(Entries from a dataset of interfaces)
*** Block opens ***

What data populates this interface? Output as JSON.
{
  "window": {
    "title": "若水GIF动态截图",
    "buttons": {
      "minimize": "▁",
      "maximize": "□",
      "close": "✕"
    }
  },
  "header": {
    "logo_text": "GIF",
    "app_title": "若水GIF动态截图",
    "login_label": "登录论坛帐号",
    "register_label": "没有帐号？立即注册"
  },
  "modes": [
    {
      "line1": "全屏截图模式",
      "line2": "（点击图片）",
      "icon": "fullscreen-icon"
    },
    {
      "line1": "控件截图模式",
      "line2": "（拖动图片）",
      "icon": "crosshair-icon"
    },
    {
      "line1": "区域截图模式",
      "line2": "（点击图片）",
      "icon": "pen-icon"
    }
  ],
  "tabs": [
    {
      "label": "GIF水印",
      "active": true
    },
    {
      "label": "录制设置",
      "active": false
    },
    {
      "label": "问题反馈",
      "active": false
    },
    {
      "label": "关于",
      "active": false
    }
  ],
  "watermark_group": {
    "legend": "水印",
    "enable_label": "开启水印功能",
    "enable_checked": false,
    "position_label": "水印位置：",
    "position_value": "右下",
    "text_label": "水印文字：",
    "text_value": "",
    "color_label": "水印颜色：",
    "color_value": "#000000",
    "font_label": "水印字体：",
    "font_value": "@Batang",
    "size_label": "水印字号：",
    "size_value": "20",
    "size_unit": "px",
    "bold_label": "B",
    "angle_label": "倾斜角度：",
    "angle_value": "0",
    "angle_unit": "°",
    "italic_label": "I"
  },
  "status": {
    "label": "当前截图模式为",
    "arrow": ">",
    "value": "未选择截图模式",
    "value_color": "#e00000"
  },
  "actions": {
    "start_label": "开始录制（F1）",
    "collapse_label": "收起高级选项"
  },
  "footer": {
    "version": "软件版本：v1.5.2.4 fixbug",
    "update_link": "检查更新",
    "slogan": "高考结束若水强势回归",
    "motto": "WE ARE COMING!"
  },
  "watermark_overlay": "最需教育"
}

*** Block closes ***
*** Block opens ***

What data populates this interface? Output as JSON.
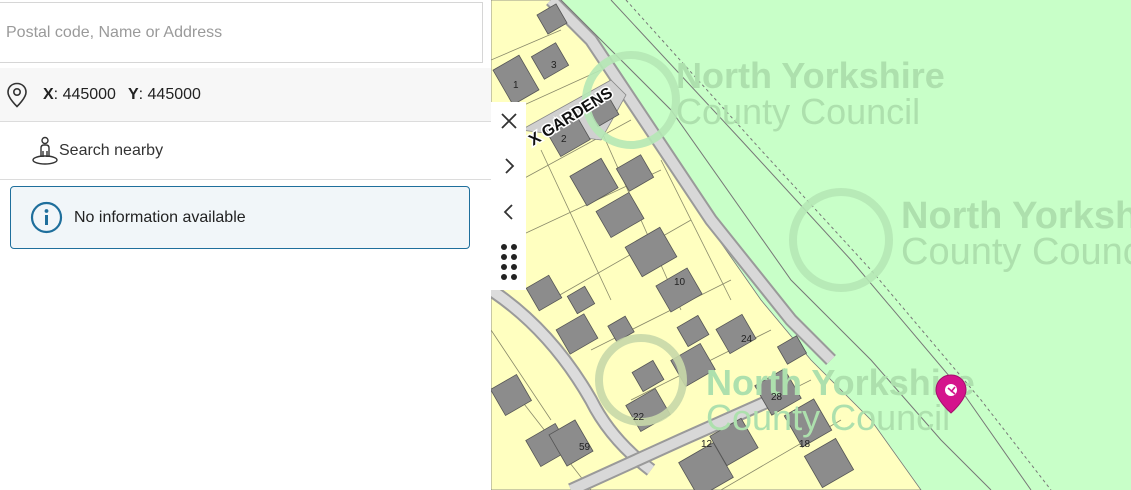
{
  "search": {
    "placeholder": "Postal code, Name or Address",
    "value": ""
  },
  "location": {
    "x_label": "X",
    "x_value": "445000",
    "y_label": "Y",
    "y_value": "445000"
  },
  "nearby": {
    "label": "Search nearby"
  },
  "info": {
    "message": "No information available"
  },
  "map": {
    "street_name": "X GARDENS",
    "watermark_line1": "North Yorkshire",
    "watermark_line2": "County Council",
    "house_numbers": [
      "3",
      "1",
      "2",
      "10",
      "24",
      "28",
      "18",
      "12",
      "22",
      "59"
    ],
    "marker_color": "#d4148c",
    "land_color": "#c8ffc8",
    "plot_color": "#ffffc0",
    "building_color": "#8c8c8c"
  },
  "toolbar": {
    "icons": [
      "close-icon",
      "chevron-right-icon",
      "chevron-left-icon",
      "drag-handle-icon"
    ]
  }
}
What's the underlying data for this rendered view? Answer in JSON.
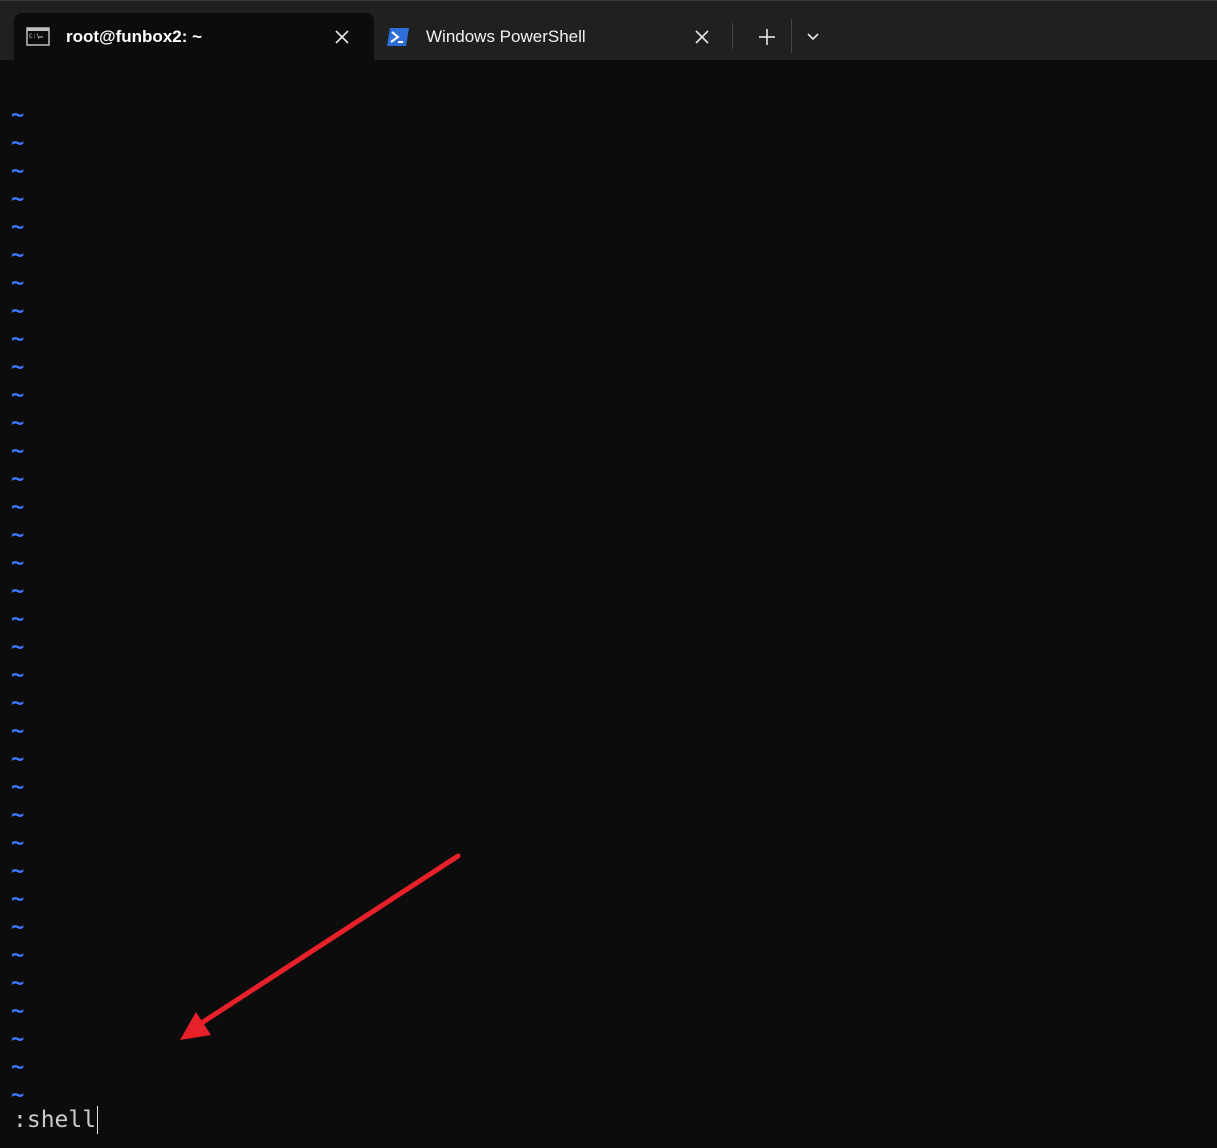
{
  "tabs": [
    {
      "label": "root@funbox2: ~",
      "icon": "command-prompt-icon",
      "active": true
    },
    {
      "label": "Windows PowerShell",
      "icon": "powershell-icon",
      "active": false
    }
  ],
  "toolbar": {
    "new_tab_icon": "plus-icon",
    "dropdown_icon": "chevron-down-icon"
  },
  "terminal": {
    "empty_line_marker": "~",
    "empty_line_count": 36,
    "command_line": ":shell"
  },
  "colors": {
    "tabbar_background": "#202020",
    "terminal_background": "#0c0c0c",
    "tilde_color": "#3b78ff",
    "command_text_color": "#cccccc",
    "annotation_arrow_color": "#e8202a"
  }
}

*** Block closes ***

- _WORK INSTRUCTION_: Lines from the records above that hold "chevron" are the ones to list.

- _FINISHED TASK_:
      "chevron-right-icon",
      "chevron-left-icon",
    "dropdown_icon": "chevron-down-icon"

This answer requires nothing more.